Move over Millennials. Gen Z is ready for marketing prime time. Digital marketers are aiming for these young but influential consumers not the least because they are so elusive. The generation born after 1996, Gen Zs are the first truly digital natives. Growing up in an online environment flooded with marketing messages, Gen Z has learned to be discerning and dismissive when the message is not relevant to them. To resonate, Nielsen advises marketers to “effectively reach Gen Z in their environment and provide compelling addressable content.”

It may be hard to get their attention at first, but Gen Z tend to stay loyal to brands and products that meet their high standards for appealing, personalized online shopping experiences. What’s more, they are willing to share their personal data and understand how brands use it to achieve the level of personalization, speed and convenience they demand.

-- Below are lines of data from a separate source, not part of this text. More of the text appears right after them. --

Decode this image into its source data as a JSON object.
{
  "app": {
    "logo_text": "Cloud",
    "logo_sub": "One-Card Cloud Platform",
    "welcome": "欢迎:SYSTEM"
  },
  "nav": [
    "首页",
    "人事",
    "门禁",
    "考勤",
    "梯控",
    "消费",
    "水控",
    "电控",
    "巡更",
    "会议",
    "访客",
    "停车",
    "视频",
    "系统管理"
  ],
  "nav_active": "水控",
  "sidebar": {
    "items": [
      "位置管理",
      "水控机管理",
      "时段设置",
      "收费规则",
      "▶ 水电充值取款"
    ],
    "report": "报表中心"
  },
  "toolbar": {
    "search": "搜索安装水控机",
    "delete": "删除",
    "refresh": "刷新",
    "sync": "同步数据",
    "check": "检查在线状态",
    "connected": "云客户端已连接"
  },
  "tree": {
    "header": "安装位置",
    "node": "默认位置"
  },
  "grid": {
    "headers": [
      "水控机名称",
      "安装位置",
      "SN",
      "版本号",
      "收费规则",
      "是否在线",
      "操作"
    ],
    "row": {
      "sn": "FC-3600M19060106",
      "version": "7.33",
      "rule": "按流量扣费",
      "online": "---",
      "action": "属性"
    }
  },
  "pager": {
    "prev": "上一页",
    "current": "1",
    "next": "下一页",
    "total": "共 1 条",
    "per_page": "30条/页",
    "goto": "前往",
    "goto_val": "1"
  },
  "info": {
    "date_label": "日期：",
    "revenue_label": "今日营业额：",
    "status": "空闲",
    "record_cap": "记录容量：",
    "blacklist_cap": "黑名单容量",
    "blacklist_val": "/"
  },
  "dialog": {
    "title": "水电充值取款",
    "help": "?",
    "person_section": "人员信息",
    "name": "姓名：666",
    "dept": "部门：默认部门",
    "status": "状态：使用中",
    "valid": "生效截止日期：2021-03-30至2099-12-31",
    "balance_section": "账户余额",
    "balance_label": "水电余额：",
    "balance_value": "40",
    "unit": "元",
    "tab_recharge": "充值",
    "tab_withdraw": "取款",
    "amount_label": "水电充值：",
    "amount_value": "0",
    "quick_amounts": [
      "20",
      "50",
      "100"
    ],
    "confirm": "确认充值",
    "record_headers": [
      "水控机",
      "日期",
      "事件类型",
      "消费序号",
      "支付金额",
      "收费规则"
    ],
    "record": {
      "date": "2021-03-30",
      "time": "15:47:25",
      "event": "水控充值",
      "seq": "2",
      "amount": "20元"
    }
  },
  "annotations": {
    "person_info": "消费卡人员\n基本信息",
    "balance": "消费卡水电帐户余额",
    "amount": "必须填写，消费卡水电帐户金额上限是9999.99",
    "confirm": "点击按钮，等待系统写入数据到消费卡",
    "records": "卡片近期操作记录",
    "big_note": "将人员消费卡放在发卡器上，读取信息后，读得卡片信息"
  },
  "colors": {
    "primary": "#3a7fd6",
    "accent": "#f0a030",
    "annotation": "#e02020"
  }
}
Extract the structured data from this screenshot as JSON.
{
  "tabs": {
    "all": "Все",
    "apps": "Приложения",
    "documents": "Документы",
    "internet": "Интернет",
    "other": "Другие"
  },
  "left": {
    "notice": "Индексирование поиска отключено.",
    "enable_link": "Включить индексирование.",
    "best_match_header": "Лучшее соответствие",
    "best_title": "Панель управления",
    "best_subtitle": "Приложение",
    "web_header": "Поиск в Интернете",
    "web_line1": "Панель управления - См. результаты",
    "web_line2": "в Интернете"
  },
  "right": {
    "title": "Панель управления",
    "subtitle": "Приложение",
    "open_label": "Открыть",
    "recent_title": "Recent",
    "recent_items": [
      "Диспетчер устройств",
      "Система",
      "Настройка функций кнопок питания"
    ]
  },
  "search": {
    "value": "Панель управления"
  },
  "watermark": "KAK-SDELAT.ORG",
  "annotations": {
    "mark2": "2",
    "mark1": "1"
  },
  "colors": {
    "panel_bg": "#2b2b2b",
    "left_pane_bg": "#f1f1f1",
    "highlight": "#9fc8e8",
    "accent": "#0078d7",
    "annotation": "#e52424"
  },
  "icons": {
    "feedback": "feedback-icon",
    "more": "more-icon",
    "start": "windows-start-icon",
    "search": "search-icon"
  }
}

Gen Zs are also, not surprisingly, the most digitally immersed consumers out there. In study after study, they show the highest rates of usage for Snapchat, Instagram, and YouTube than everybody else, and avoid Facebook, unlike everybody else. There are some nuances between genders and socio-economic groups, with girls more likely than boys to use Snapchat (42% vs. 29%), boys more likely than girls to prefer YouTube (39% vs. 25%), and lower-income teens more likely to be on Facebook than those from higher income households (22% vs. 4%). Indisputably, YouTube has become part of every teen’s life: 80% of them say YouTube has helped them become more knowledgeable about something, and 68% say YouTube has helped them improve or gain skills that will help them prepare for the future.